Boston University Center for Antiracist Research receives $10 million

Boston University has announced a $10 million gift from Twitter and Square co-founder and CEO Jack Dorsey in support of its new Center for Antiracist Research.

Launched in June and led by Andrew W. Mellon Professor in the Humanities Ibram X. Kendi — a leading scholar of the history of racism and best-selling author of How To Be an Antiracist (2019) — the center will work to advance research-based policy innovation, data-driven educational and advocacy campaigns, and narrative-change initiatives with the goal of "building an antiracist society that ensures equity and justice for all." Awarded through Dorsey's #startsmall LLC, the gift includes $9 million for an endowment and $1 million for immediate needs, including the hiring of staff and funding for research and policy teams focused on racial disparities in COVID-19 impacts.

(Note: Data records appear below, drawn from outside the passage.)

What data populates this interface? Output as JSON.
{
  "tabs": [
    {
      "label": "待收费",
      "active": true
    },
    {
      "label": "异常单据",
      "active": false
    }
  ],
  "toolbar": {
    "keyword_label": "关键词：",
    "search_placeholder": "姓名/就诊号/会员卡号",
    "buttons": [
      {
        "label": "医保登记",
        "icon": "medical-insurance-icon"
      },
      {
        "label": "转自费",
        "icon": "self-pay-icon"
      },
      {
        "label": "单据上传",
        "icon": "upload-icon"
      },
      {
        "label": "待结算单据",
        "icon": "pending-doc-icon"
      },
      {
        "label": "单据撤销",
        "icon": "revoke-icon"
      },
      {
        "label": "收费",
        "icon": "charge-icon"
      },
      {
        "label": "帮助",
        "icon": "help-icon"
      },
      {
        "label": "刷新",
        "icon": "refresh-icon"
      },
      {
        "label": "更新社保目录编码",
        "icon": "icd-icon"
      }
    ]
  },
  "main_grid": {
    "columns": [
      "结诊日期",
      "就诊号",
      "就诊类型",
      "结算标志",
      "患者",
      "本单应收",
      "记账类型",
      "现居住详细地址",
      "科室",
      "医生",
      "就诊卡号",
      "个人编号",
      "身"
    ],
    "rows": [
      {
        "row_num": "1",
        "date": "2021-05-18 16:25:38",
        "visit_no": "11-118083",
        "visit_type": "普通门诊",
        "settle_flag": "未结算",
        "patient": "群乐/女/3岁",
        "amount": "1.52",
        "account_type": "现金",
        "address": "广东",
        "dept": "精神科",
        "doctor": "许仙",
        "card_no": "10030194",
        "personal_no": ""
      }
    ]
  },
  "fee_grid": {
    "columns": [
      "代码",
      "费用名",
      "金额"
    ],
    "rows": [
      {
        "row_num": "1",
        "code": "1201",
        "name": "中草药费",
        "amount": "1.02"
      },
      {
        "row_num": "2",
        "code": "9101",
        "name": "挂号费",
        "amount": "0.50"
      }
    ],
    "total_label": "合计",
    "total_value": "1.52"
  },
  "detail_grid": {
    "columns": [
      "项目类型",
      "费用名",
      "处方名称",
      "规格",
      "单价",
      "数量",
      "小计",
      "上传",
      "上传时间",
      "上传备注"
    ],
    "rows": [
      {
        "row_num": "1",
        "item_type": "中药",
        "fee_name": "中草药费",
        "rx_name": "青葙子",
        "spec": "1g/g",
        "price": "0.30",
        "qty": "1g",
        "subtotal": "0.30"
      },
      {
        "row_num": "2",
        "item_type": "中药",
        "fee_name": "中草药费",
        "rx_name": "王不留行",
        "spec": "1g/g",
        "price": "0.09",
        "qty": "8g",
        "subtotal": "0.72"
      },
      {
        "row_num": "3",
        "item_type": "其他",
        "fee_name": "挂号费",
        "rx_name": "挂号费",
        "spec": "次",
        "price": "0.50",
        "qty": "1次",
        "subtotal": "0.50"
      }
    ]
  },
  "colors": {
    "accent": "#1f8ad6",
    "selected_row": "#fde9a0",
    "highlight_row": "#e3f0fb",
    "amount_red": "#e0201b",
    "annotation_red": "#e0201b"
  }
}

Kendi's vision for the center calls for multidisciplinary research and policy teams from the fields of law, social work, the humanities, computer science, communications, and medicine and public health. In turn, those experts will collaborate with researchers from other universities as well as data analysts, journalists, advocates, and policy experts. Among other things, the center plans to expand its COVID Racial Data Tracker into a Racial Data Tracker (RDT), with the goal of creating the nation's largest online repository of racial inequity data.

Dorsey, who launched #startsmall in April with an initial pledge of $1 billion, has committed nearly $200 million in support of COVID-19 response efforts, racial and social justice initiatives, and health and education, including recent gifts of $5 million to Khan Academy and $1 million each to the Yerba Buena Center for the Arts and the Prison Policy Initiative

"What's incredible about this gift is that it allows us to begin scaling the size of our center extremely quickly so that we can begin responding to and studying racism," said Kendi. "But we still need to raise a lot more in order to make the difference that we are striving for. We are going to be engaged for decades in high-quality multidisciplinary research, critical policy and narrative change work, and lending our support to antiracist advocacy. That all necessitates a large staff, a community of well-funded researchers, and a lot of resources."